NOW when I ask whether Rwanda can provide Africa’s leadership, I am not asking Rwanda to become a military conqueror, like during the reign of Rwabugiri (Kigeli IV) who expanded Rwanda’s kingdom. The leadership that I’m talking about is more like the leadership of service, the leadership of helping Africa, the leadership of making Africa a better place. So when I ask whether Rwanda can provide Africa’s leadership, I am asking Rwanda to serve the Africans. I believe this is not a large claim to make.
I am asking the question now because Rwandans have, first and foremost, done extremely well for themselves. Rwandans have enjoyed the fastest increase in standard of living than any other nation in recent history. As a result, hardly a month goes by without African Presidents and Ministers, Parliamentarians and other foreign dignitaries visiting Rwanda to learn a thing or two. I believe this same blue-print, one that has transformed Rwanda, could be expanded to the benefit of the African continent.

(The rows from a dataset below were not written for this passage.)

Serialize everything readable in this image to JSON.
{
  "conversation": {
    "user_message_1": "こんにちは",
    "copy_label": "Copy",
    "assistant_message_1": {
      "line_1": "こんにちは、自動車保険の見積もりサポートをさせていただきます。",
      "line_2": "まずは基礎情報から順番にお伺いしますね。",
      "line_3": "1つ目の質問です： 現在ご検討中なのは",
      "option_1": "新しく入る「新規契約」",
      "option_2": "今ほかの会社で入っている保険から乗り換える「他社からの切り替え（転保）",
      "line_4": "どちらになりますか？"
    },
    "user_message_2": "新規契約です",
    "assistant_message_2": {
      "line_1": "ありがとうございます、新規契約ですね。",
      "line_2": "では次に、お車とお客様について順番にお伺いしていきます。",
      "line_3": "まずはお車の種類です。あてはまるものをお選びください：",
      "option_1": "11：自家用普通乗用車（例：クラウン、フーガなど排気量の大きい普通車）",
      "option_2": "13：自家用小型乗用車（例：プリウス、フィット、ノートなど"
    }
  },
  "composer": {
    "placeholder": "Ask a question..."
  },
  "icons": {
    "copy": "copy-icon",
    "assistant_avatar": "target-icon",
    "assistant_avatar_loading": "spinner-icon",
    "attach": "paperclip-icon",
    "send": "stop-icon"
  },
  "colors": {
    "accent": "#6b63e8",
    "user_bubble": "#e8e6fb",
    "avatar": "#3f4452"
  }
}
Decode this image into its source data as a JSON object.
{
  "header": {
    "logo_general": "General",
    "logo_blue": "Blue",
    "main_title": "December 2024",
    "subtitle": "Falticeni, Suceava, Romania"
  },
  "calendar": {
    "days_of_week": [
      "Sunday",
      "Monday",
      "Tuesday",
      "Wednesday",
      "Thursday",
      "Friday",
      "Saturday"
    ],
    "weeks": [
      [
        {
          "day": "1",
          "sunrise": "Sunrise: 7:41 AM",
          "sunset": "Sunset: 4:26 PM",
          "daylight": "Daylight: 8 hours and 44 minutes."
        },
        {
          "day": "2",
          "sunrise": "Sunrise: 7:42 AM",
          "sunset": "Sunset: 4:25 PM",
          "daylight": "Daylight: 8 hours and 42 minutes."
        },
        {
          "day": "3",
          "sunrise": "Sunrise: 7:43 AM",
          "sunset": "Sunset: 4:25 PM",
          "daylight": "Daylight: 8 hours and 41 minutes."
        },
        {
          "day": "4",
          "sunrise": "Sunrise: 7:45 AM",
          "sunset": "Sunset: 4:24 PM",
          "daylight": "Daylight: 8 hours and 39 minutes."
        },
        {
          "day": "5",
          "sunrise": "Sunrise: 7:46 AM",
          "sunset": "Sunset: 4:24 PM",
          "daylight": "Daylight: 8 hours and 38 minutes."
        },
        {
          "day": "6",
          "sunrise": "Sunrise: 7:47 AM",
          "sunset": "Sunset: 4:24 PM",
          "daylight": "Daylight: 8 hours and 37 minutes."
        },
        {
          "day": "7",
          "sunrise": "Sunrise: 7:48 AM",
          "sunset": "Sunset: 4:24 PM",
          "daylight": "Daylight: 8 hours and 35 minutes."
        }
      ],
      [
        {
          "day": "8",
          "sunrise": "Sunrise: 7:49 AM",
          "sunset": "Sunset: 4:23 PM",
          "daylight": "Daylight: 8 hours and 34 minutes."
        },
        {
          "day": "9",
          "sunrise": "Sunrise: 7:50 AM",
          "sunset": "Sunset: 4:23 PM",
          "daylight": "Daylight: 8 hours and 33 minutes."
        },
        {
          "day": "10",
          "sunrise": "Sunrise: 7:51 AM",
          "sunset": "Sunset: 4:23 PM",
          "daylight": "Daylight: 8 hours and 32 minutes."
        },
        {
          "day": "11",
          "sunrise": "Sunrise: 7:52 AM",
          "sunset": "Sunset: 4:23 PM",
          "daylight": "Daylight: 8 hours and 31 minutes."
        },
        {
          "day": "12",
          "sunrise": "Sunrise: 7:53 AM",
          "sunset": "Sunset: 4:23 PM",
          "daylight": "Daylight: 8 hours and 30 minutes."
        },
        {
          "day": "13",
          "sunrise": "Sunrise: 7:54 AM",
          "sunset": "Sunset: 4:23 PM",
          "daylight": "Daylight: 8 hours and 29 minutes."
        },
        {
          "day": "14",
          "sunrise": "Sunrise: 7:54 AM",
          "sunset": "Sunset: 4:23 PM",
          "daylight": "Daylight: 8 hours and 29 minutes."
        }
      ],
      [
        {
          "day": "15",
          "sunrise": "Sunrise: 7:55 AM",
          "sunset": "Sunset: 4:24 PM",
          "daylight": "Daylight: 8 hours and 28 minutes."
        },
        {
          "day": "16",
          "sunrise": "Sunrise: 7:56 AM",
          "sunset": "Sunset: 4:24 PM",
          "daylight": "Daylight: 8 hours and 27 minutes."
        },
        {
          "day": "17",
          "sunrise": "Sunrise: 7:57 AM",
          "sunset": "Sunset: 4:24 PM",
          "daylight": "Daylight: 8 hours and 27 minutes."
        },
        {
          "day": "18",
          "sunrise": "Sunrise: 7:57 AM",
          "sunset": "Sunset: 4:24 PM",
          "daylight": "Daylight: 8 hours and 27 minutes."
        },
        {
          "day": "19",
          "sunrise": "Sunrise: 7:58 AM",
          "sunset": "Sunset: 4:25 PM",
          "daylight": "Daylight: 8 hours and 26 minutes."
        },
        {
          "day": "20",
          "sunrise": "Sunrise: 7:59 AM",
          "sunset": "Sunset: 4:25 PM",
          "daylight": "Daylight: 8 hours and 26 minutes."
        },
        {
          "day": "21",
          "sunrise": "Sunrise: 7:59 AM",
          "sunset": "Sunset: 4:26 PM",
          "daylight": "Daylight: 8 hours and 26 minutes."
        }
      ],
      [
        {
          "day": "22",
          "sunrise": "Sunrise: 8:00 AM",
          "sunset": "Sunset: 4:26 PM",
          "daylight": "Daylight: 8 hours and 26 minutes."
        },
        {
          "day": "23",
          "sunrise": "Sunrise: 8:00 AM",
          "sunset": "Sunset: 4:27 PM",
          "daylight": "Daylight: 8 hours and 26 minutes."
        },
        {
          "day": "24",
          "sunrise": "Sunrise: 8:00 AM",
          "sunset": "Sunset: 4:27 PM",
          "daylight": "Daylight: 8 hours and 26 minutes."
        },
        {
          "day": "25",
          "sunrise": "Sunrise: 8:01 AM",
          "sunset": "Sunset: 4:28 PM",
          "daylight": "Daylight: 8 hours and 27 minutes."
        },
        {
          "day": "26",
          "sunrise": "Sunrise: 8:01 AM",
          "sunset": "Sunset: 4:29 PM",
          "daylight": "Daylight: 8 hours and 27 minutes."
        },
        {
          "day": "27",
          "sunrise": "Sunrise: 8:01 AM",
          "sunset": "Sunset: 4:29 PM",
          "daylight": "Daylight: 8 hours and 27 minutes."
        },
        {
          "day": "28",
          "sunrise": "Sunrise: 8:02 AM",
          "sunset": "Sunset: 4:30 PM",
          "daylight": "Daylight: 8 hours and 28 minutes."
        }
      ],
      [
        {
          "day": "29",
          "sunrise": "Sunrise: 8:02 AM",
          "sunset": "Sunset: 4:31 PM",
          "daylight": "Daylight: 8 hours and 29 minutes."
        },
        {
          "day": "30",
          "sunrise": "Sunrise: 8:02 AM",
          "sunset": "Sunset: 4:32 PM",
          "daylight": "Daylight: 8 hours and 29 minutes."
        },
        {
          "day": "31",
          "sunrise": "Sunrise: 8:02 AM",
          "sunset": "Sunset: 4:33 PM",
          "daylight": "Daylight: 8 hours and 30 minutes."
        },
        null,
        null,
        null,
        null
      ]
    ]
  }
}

As part of its contribution to Africa, Rwanda has already exported some of its finest talents to African organisations. They have excelled in their duties. For example, the African Development Bank, since its inception in 1963, is enjoying its best years under Dr Donald Kaberuka; The AU forces in Darfur are a force to reckon with since General Patrick Nyamvumba took over its leadership; and under Dr Richard Sezibera, the EAC’s future looks even brighter.
Now I understand that I am making a large claim by proclaiming Rwanda that can and should provide African leadership in the 21st century. But, looking at Africa today, I see no other country that has enough political capital to assume this role. And if no African country steps up, this leadership role will end up to the West or China. As history has shown, the West has clearly failed in this role despite having dominated the continent for over 200 years. China is new in the game; we still don’t know much about their leadership.
Why am I asking Rwanda to consider African leadership? We are an African country with an enviable track record. We have friends the world, and are highly respected as a country on the move. Rwanda’s leadership is very credible throughout the continent, and is mostly respected for its unwavering commitment to transform its people’s lives. Whenever I meet Africans and tell them that I am from Rwanda, they look at me with envy – almost all of them say they would wish to have President Paul Kagame for at least one term. That is what I consider real political capital.
Nigeria and South Africa are logically the countries to assume this role, simply because of their sheer size of economy and population. Both these countries have flirted with this role, but they have unfortunately disappointed. There are several reasons: first, they both do not enjoy an overwhelming political capital across the continent. Secondly, they are all embroiled in serious internal politics; secession in Nigeria’s north, and black empowerment in South Africa. That leaves North Africa as other serious contenders for this role. But the recent Arab Spring has shaken them to the core, and I honestly do not see them engaging substantially on continent wide issues in the foreseeable future – there will be a tendency for these Arab countries to look inwards.
I think this void could be plugged by Rwanda. As we have shown over the years, we could, once again, rise to the occasion and take control in shaping Africa’s destiny. As a result of globalisation, the world has changed fundamentally. Africa too has changed. I believe with the right leadership, provided by Rwanda in continent wide issues, we could help fellow Africans reach their full potential. It will be sad if we pass this glorious opportunity to either the Chinese, or even worse, the West.
Africans are looking up to Rwanda to provide this leadership. I believe Africa does not need a big and strong country to provide this much needed leadership in the 21st century. It needs a smart, agile and nimble nation for this guidance. Rwanda readily provides that.
Contact email: liban.mugabo[at]gmail.com